:: TASK DIRECTIONS ::
Pull every line that includes the word "NAMA" out of the data below and copy it.

:: PROVIDED ENTRIES ::
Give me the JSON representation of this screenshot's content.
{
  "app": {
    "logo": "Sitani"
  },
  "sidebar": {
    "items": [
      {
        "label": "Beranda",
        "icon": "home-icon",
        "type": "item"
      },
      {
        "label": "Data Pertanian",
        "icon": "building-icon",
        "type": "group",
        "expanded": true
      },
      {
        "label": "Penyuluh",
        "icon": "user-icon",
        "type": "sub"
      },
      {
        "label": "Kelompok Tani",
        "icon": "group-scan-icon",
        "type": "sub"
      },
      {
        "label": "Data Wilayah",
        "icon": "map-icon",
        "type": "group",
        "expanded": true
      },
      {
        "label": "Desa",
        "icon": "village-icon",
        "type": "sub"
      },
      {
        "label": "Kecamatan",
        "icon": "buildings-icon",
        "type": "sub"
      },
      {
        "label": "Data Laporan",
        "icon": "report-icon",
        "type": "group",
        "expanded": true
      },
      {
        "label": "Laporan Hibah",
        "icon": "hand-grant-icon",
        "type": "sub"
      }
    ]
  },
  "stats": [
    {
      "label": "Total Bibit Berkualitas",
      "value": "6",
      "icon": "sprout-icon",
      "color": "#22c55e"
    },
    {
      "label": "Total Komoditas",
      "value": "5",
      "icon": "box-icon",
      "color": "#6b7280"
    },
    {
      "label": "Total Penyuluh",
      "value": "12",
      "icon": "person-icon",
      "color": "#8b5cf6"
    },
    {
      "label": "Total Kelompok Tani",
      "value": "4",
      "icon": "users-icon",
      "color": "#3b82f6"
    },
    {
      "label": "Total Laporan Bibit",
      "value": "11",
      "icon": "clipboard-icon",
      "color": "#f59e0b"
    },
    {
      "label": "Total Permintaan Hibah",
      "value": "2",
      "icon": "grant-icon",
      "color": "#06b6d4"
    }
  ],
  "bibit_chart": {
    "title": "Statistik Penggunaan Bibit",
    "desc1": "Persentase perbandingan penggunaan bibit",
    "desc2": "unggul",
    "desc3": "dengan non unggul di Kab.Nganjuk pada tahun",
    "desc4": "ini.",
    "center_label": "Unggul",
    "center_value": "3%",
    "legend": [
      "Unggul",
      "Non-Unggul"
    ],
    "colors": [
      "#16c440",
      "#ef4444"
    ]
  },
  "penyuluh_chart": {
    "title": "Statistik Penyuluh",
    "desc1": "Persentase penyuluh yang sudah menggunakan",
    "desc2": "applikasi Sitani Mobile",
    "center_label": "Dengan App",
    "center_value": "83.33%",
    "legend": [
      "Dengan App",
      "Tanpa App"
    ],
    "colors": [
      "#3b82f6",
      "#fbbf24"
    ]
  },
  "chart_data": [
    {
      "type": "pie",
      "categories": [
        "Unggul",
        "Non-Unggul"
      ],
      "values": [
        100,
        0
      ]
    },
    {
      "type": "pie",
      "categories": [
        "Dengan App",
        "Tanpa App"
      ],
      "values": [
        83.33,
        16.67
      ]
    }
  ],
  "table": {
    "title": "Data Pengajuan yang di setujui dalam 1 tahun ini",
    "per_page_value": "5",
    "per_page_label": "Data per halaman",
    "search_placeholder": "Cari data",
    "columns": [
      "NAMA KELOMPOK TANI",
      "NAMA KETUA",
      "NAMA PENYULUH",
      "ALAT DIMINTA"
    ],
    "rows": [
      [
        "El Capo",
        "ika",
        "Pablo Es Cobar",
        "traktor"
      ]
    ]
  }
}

:: WRITTEN RESPONSE ::
      "NAMA KELOMPOK TANI",
      "NAMA KETUA",
      "NAMA PENYULUH",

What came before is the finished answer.